─── Information shown ───
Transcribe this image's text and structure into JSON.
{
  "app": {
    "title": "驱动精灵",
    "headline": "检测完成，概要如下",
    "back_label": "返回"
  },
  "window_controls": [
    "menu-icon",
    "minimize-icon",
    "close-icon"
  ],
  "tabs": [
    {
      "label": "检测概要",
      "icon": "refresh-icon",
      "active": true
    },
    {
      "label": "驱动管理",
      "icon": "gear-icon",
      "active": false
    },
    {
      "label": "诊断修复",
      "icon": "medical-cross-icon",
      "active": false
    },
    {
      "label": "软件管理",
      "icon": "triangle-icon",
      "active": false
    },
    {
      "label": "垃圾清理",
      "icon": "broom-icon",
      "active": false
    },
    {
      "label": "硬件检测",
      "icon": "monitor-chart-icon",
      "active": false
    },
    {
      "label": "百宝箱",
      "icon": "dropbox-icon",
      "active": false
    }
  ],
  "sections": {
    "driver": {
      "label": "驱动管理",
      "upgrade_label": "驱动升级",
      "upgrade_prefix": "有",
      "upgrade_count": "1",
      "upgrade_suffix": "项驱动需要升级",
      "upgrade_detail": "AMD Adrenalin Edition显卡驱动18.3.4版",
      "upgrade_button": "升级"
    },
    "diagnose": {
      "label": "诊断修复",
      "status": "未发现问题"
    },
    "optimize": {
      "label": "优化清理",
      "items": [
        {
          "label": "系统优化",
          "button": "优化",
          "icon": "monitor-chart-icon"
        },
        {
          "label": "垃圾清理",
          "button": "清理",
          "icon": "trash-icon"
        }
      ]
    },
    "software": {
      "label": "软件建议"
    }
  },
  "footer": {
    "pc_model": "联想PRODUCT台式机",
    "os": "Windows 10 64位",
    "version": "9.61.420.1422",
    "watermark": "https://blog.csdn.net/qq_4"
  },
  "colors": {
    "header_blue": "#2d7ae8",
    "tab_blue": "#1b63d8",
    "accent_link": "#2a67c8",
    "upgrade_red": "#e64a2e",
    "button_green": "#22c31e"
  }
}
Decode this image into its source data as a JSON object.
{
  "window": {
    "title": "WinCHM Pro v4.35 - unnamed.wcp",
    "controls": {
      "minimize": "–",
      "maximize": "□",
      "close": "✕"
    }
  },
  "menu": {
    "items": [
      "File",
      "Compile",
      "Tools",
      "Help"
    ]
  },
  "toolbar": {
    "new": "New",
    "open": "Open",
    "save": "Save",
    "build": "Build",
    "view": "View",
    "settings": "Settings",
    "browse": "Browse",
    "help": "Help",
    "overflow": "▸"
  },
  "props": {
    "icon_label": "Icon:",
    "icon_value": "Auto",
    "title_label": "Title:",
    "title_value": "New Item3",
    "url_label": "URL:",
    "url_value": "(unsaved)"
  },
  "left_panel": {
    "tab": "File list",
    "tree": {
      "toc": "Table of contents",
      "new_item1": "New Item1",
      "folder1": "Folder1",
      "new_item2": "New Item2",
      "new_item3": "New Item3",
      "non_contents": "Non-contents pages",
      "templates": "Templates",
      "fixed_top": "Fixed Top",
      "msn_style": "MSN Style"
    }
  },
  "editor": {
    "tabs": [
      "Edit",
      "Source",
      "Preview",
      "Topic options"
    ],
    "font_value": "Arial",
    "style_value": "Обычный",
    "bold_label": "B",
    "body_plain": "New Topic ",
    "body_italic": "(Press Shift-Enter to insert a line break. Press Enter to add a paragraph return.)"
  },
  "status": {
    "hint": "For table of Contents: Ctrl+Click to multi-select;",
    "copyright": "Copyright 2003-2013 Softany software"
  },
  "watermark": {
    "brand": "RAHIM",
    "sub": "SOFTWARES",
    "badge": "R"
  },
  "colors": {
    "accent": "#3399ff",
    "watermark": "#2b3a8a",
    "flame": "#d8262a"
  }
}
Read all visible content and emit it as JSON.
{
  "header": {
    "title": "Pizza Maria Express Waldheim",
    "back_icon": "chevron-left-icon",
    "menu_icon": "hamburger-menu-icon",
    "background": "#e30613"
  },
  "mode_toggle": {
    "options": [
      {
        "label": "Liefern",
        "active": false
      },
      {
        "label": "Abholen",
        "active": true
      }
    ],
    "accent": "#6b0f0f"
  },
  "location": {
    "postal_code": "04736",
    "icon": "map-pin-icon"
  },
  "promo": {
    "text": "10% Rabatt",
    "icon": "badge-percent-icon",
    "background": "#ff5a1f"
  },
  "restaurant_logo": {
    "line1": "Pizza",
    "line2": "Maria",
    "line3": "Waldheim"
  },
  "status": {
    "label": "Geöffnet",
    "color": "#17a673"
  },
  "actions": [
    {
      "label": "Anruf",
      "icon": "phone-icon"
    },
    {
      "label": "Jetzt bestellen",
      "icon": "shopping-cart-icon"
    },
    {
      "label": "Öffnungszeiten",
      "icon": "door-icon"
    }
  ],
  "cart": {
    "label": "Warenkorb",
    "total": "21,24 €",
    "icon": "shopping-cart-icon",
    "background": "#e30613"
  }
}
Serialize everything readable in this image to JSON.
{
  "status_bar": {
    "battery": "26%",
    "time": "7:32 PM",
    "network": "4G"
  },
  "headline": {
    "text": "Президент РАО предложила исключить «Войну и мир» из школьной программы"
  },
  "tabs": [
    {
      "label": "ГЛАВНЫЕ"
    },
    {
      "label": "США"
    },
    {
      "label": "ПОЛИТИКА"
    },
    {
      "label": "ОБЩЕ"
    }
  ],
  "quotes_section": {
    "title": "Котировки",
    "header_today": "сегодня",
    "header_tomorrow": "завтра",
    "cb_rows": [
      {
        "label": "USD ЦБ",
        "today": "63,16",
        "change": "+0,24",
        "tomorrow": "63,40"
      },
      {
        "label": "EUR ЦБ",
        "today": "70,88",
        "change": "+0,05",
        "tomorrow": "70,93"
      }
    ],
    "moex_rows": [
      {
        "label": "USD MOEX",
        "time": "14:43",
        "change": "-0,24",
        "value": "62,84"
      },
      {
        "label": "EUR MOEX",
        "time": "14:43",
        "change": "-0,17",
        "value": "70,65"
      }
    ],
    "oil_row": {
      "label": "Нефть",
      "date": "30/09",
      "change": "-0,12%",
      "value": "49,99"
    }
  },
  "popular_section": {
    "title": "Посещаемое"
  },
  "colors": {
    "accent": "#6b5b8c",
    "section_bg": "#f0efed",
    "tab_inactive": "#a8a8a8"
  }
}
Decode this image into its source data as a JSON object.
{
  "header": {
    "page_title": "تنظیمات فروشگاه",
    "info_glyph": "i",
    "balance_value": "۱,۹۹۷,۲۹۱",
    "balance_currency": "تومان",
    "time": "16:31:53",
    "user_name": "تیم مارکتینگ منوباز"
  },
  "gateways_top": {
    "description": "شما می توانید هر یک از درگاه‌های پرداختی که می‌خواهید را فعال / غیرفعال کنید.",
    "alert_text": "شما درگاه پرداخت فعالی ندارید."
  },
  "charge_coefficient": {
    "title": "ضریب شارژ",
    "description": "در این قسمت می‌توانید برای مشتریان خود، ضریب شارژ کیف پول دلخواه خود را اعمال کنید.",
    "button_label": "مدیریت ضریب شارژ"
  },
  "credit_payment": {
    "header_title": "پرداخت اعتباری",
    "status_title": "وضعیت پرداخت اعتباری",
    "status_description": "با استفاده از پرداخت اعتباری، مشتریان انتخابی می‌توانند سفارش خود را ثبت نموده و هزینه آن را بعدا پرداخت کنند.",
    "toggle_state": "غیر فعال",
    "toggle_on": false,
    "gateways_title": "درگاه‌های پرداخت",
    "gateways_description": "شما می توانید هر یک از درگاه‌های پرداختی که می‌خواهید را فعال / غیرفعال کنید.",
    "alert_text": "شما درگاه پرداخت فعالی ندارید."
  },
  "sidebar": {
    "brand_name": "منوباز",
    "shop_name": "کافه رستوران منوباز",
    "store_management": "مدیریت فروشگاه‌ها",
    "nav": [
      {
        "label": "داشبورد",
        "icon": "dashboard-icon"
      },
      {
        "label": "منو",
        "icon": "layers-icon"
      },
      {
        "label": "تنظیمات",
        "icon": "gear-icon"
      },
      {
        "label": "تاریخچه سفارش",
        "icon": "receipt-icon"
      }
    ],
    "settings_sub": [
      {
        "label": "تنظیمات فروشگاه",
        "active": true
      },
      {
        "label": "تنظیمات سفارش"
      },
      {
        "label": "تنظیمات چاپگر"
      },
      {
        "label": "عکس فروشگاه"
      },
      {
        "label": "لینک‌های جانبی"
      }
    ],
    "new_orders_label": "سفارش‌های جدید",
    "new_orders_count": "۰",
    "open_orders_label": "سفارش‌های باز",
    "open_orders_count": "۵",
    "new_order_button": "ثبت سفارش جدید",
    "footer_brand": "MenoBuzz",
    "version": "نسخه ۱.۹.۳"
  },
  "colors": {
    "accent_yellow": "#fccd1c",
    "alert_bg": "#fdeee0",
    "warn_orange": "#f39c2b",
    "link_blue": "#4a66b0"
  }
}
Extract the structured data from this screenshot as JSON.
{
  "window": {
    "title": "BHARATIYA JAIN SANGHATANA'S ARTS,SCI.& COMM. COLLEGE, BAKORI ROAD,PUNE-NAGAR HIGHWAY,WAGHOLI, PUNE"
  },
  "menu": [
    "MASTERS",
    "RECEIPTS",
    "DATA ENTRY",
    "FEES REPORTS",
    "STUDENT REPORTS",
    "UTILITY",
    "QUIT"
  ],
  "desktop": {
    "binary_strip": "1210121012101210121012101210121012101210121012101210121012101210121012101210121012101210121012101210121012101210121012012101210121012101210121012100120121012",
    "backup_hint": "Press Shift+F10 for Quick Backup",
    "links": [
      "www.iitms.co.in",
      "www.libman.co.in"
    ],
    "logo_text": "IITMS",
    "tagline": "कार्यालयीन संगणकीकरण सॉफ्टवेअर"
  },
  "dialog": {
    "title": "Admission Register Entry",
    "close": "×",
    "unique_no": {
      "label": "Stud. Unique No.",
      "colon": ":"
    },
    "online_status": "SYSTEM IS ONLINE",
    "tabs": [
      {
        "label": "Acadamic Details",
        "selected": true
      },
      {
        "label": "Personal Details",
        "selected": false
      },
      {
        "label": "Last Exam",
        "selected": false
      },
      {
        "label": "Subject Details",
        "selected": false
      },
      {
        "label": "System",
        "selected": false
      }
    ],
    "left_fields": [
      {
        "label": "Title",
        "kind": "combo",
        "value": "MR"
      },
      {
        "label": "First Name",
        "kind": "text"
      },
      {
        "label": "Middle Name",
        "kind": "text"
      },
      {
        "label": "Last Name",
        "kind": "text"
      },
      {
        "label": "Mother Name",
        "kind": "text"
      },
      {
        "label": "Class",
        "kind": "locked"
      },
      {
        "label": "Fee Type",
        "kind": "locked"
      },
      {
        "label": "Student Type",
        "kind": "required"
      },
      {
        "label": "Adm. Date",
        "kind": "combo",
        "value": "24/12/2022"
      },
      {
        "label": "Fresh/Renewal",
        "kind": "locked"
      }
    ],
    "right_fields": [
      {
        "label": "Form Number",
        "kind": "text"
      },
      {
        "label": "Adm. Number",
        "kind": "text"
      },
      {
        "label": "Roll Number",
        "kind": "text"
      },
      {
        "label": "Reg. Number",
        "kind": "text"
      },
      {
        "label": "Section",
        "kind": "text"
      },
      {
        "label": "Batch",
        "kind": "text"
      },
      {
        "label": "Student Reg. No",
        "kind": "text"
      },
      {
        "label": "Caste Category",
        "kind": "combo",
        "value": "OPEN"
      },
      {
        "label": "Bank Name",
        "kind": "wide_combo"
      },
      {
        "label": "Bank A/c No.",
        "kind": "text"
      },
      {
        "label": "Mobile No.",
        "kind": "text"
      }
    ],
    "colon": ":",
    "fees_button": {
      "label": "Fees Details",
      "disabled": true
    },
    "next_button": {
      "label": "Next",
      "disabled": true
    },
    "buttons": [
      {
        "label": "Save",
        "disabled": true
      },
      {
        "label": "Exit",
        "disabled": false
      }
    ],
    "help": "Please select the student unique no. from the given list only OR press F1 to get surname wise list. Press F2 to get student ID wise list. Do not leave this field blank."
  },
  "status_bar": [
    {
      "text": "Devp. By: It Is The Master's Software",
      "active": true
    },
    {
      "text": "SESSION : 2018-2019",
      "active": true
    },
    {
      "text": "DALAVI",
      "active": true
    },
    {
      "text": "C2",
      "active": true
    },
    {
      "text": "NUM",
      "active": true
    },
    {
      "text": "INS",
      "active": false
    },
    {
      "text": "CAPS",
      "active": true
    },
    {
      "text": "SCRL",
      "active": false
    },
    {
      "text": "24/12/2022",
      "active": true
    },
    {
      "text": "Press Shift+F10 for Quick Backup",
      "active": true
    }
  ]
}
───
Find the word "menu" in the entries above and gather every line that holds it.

Answer section:
    "menu-icon",
  "menu": {
    "menu_icon": "hamburger-menu-icon",
  "menu": [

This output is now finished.